Hunter Creek trail network in Aspen’s backyard could get tasty additions
July 7, 2014
One approved trail project and a second proposed one will make mountain-bike riding and hiking in the Hunter Creek Valley even better, according to a planner.
A steep, rocky trail called the Iowa Shaft Cutoff will be rerouted to make it more accommodating to uphill cyclists, according to Gary Tennenbaum, assistant director of the Pitkin County Open Space and Trails program. The trail is considered underutilized because of grades exceeding 10 percent. It’s a route sandwiched between the more popular and longer Iowa Shaft Trail and a road spilling off Smuggler Mountain to the Hunter Creek Valley floor.
The new route will have a grade of less than 8 percent, Tennenbaum said.
“It will make it a longer trail,” he said, estimating that the length will increase from one-half mile to one mile.
The project won’t affect the main Iowa Shaft Trail, a singletrack route.
“Nothing is happening to the Iowa Shaft,” he said.
Roaring Fork Outdoor Volunteers will coordinate the workers on the reroute. Volunteers are being sought for each Tuesday through July. They are being asked to arrive as soon as they can after 4 p.m. and continue until dusk. Dinner will be served right after work. More information can be found at http://www.rfov.org.

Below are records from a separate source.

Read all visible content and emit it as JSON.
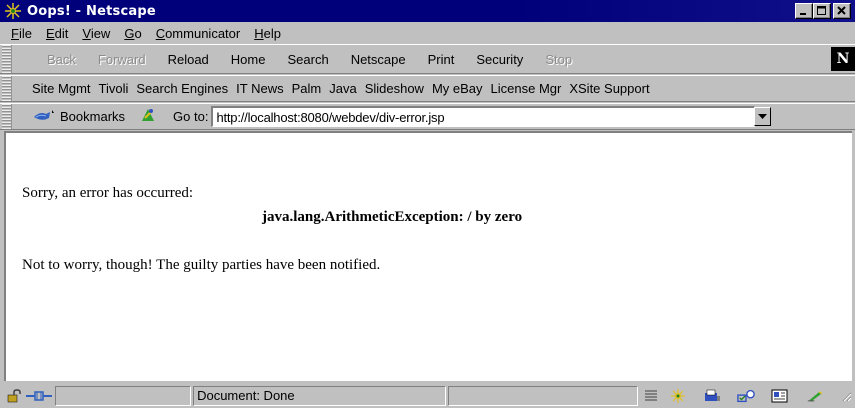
{
  "window": {
    "title": "Oops! - Netscape",
    "buttons": {
      "minimize": "_",
      "maximize": "□",
      "close": "×"
    }
  },
  "menu": {
    "items": [
      {
        "label": "File",
        "accel": "F",
        "rest": "ile"
      },
      {
        "label": "Edit",
        "accel": "E",
        "rest": "dit"
      },
      {
        "label": "View",
        "accel": "V",
        "rest": "iew"
      },
      {
        "label": "Go",
        "accel": "G",
        "rest": "o"
      },
      {
        "label": "Communicator",
        "accel": "C",
        "rest": "ommunicator"
      },
      {
        "label": "Help",
        "accel": "H",
        "rest": "elp"
      }
    ]
  },
  "nav_toolbar": {
    "buttons": [
      {
        "label": "Back",
        "enabled": false
      },
      {
        "label": "Forward",
        "enabled": false
      },
      {
        "label": "Reload",
        "enabled": true
      },
      {
        "label": "Home",
        "enabled": true
      },
      {
        "label": "Search",
        "enabled": true
      },
      {
        "label": "Netscape",
        "enabled": true
      },
      {
        "label": "Print",
        "enabled": true
      },
      {
        "label": "Security",
        "enabled": true
      },
      {
        "label": "Stop",
        "enabled": false
      }
    ],
    "logo": "N"
  },
  "links_toolbar": {
    "items": [
      "Site Mgmt",
      "Tivoli",
      "Search Engines",
      "IT News",
      "Palm",
      "Java",
      "Slideshow",
      "My eBay",
      "License Mgr",
      "XSite Support"
    ]
  },
  "location_toolbar": {
    "bookmarks_label": "Bookmarks",
    "goto_label": "Go to:",
    "url": "http://localhost:8080/webdev/div-error.jsp"
  },
  "content": {
    "line1": "Sorry, an error has occurred:",
    "exception": "java.lang.ArithmeticException: / by zero",
    "line2": "Not to worry, though! The guilty parties have been notified."
  },
  "status_bar": {
    "status_text": "Document: Done"
  },
  "colors": {
    "titlebar": "#00007b",
    "chrome": "#c0c0c0",
    "content_bg": "#ffffff"
  }
}
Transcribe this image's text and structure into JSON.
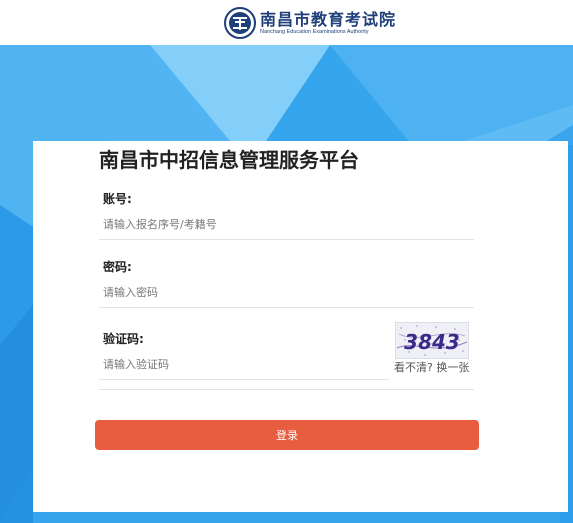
{
  "header": {
    "logo_cn": "南昌市教育考试院",
    "logo_en": "Nanchang Education Examinations Authority"
  },
  "login": {
    "title": "南昌市中招信息管理服务平台",
    "account_label": "账号:",
    "account_placeholder": "请输入报名序号/考籍号",
    "password_label": "密码:",
    "password_placeholder": "请输入密码",
    "captcha_label": "验证码:",
    "captcha_placeholder": "请输入验证码",
    "captcha_code": "3843",
    "captcha_refresh": "看不清? 换一张",
    "submit_label": "登录"
  },
  "colors": {
    "background": "#35a5ee",
    "button": "#e85c3f",
    "brand": "#1f3f7a"
  }
}
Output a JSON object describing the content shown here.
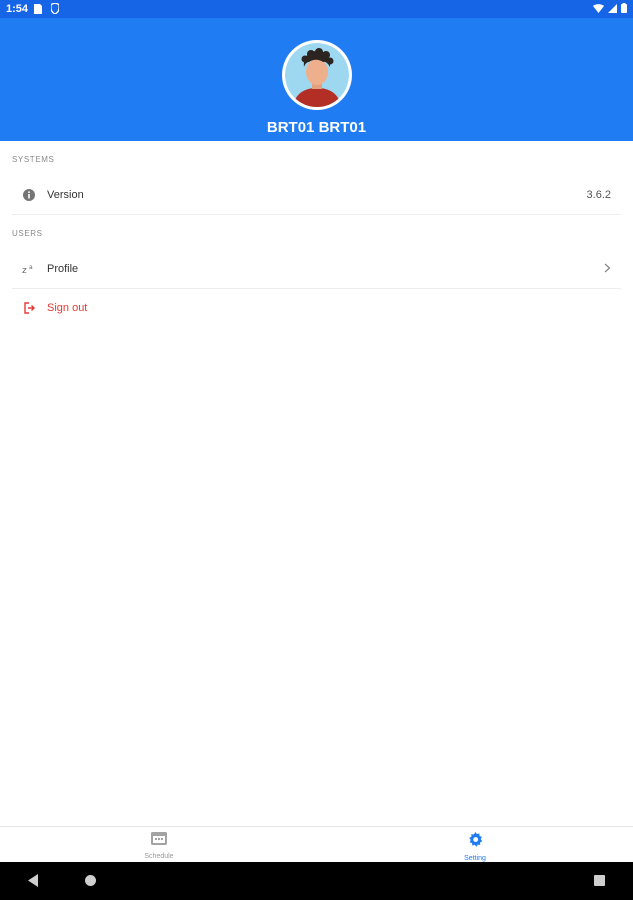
{
  "status_bar": {
    "time": "1:54"
  },
  "header": {
    "user_name": "BRT01 BRT01"
  },
  "sections": {
    "systems": {
      "title": "SYSTEMS",
      "version_label": "Version",
      "version_value": "3.6.2"
    },
    "users": {
      "title": "USERS",
      "profile_label": "Profile",
      "signout_label": "Sign out"
    }
  },
  "bottom_nav": {
    "tabs": [
      {
        "label": "Schedule",
        "icon": "calendar-icon",
        "active": false
      },
      {
        "label": "Setting",
        "icon": "gear-icon",
        "active": true
      }
    ]
  },
  "colors": {
    "primary": "#1f7cf2",
    "status_bar": "#1565e6",
    "danger": "#e53935"
  }
}
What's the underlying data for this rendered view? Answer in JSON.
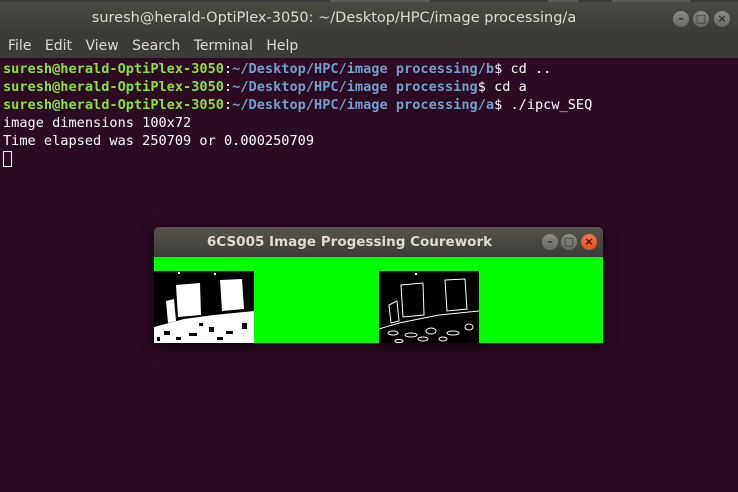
{
  "terminal": {
    "title": "suresh@herald-OptiPlex-3050: ~/Desktop/HPC/image processing/a",
    "menu": [
      "File",
      "Edit",
      "View",
      "Search",
      "Terminal",
      "Help"
    ],
    "lines": [
      {
        "user": "suresh@herald-OptiPlex-3050",
        "path": "~/Desktop/HPC/image processing/b",
        "cmd": "$ cd .."
      },
      {
        "user": "suresh@herald-OptiPlex-3050",
        "path": "~/Desktop/HPC/image processing",
        "cmd": "$ cd a"
      },
      {
        "user": "suresh@herald-OptiPlex-3050",
        "path": "~/Desktop/HPC/image processing/a",
        "cmd": "$ ./ipcw_SEQ"
      }
    ],
    "output": [
      "image dimensions 100x72",
      "Time elapsed was 250709 or 0.000250709"
    ]
  },
  "image_window": {
    "title": "6CS005 Image Progessing Courework",
    "background_color": "#00ff00"
  },
  "colors": {
    "terminal_bg": "#2c0a22",
    "user_color": "#8ae234",
    "path_color": "#729fcf"
  }
}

The trail work and other projects in the Hunter Creek Valley are being coordinated by the Aspen Center for Environmental Studies, Pitkin County, the city of Aspen and the U.S. Forest Service. Another aspect of the project will be placement of a “very big sign package” on the network in Hunter Creek Valley and Smuggler Mountain, Tennenbaum said. Trails are poorly marked in the area.
A new trail proposed for the network is undergoing final design and likely to be reviewed this summer by the Forest Service. The Hummingbird Traverse would provide a new connection between the Hunter Creek Valley floor and the Hunter Creek Toll Road on the north side of Hunter Creek.
Currently, bike riders coming off Smuggler Mountain cross Hunter Creek to the north side and then head downstream before switching back and climbing a route that leads to the Hummingbird open space parcel, Four Corners, Van Horn Park and various trail connections.
The proposed route would take riders upstream from the existing upper footbridge in the Hunter Creek Valley. It would angle back and connect into the Hunter Creek Toll Road, where it is intersected by the Sunnyside Plunge Trail.
The proposed trail would have a 6 percent grade, making it similar to the new Cozyline Trail at Sky Mountain Park, Tennenbaum said. It will be designed to minimize switchbacks and rely more on a long traverse, he said. He estimated the proposed trail’s length at two miles.
Another envisioned project is the reroute of the lower Sunnyside Plunge.
“It’s just an unsustainable trail,” Tennenbaum said. “It’s such a rocky mess that it’s unrideable.”
The lower Plunge also crosses through wetlands. Riders avoiding the soupy part are braiding it. The rerouted trail would swing it farther down the valley. It would be more accommodating, sustainable and less ecologically intrusive, Tennenbaum said.
The goal is to get the new Hummingbird Traverse and lower Plunge reroute approved by the Forest Service this year and to get work underway. It is too soon to tell if those projects can be completed this year, he said.